If the room isn't quiet enough and they can hear the fireworks, play white noise like a fan, TV, or classical music. This can help drown out the scary sounds and keep your pup calm.
4. Exercise Your Dog During the Day
Your dog needs exercise every day, but during fireworks is not the best time to take them for a walk. You can't always know when fireworks are going to be shot off. But you can assume it will happen at night, in the dark, where the fireworks are visible.
Take your dog for a walk during the day, when the chances for fireworks are minimal. This is also a good idea on days you know fireworks are likely – like Memorial Day or the Fourth of July. Exercise helps your pup burn off excess energy that could contribute to their anxiety later.
5. Use a Pressure Wrap or Anxiety Vest
Many pet owners have found success using some kind of pressure wrap or anxiety vest during fireworks displays. These apply consistent pressure to your dog's torso, providing a calming effect, like a hug or a swaddle for a baby.
While there is little scientific evidence that these products work, there's plenty of anecdotal evidence from pet owners. So, it's worth a shot to see if it helps ease your dog's anxiety.
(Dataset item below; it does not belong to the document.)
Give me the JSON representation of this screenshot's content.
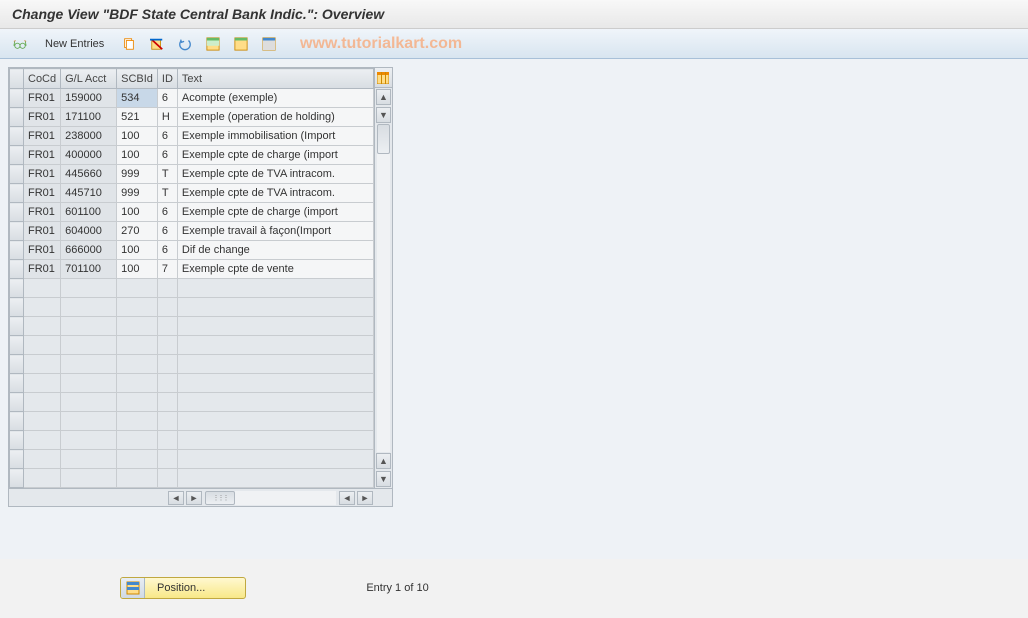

6. Talk to Your Veterinarian
If your dog's anxiety during fireworks is severe, talk with your vet about potential medication options to help reduce their symptoms. This can be especially helpful during Memorial Day or the Fourth of July when the fireworks displays are likely to be longer and grander in scale.
Your veterinarian may also be able to recommend additional treatment options, like therapy or calming supplements.
7. Distract Your Dog with Toys or Puzzle Treats
If you're able to get your dog's attention while the fireworks are going off, offering them toys or puzzle feeders to work on can be a great distraction.
Filling a lick mat, Kong, or other puzzle feeder beforehand and freezing it offers a great challenge for your dog. It also has the added benefit of forcing your pup to lick, a naturally calming behavior for dogs.
8. Comfort Your Dog
Many people think that comforting your dog when they're anxious will make the situation worse. But comforting your pup is a great way to ease their anxiety and make them more relaxed.
The key is to remain as calm as possible. Dogs can pick up on your own anxiety, and this can exacerbate their fear. Stay calm, and talk to them in a soothing, quiet voice. Petting in slow, long, firm motions is also a great way to soothe your dog.
Are You Prepared for Summer Fireworks?
For pet owners of fireworks-averse dogs, the summer can be stressful, but you're not alone. Fear of fireworks is common for dogs, and with the right techniques in place, you can help keep your pup calm and comfortable throughout the season.
If you are concerned about your pet's anxiety, dog insurance may be able to help. AKC Pet Insurance (underwritten by Independence American Insurance Company) offers coverage for alternative treatments, such as behavioral therapy, if the treatment is recommended by a veterinarian*.
Pet insurance can help protect against unexpected veterinary bills when your dog is sick or hurt, so you can focus on helping them feel their best. Get a quote today!
*Following a 30-day waiting period from the start of coverage. If anxiety is pre-existing, you may be subject to a 365-day waiting period.